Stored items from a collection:
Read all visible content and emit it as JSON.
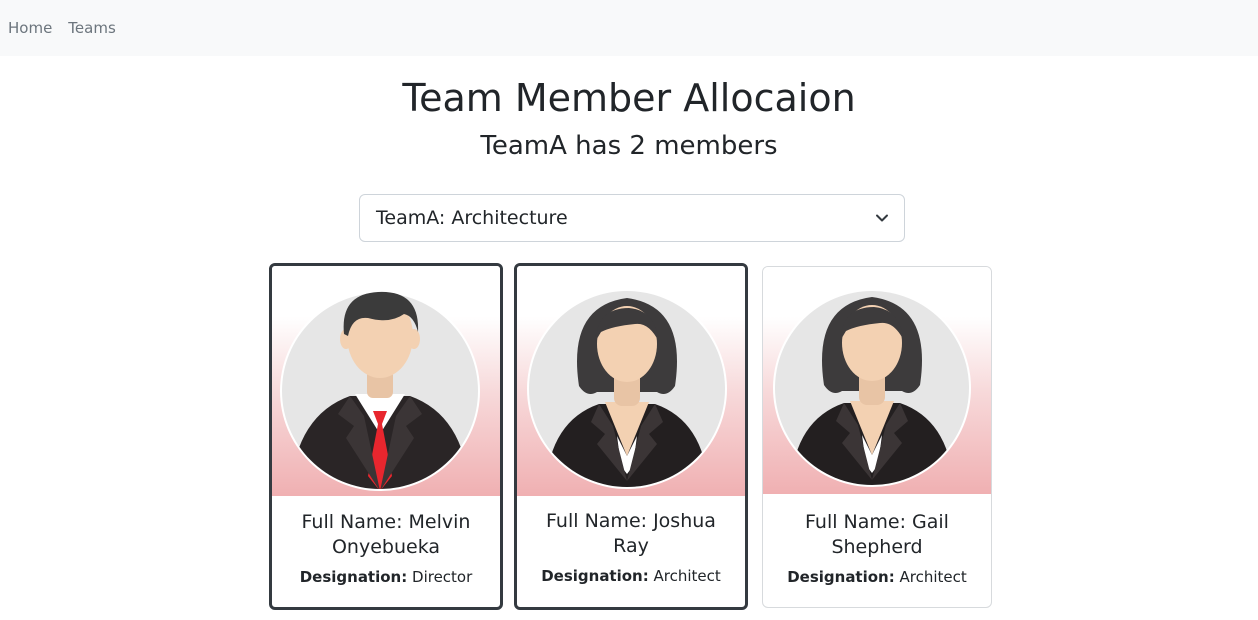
{
  "nav": {
    "items": [
      {
        "label": "Home"
      },
      {
        "label": "Teams"
      }
    ]
  },
  "header": {
    "title": "Team Member Allocaion",
    "subtitle": "TeamA has 2 members"
  },
  "team_select": {
    "value": "TeamA: Architecture"
  },
  "members": [
    {
      "name": "Full Name: Melvin Onyebueka",
      "designation_label": "Designation:",
      "designation": "Director",
      "avatar": "male-avatar-icon"
    },
    {
      "name": "Full Name: Joshua Ray",
      "designation_label": "Designation:",
      "designation": "Architect",
      "avatar": "female-avatar-icon"
    },
    {
      "name": "Full Name: Gail Shepherd",
      "designation_label": "Designation:",
      "designation": "Architect",
      "avatar": "female-avatar-icon"
    }
  ],
  "colors": {
    "navbar_bg": "#f8f9fa",
    "selected_border": "#343a40",
    "gradient_bottom": "#f0b0b2",
    "tie": "#e8262e"
  }
}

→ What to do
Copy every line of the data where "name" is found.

→ Response
      "name": "Full Name: Melvin Onyebueka",
      "name": "Full Name: Joshua Ray",
      "name": "Full Name: Gail Shepherd",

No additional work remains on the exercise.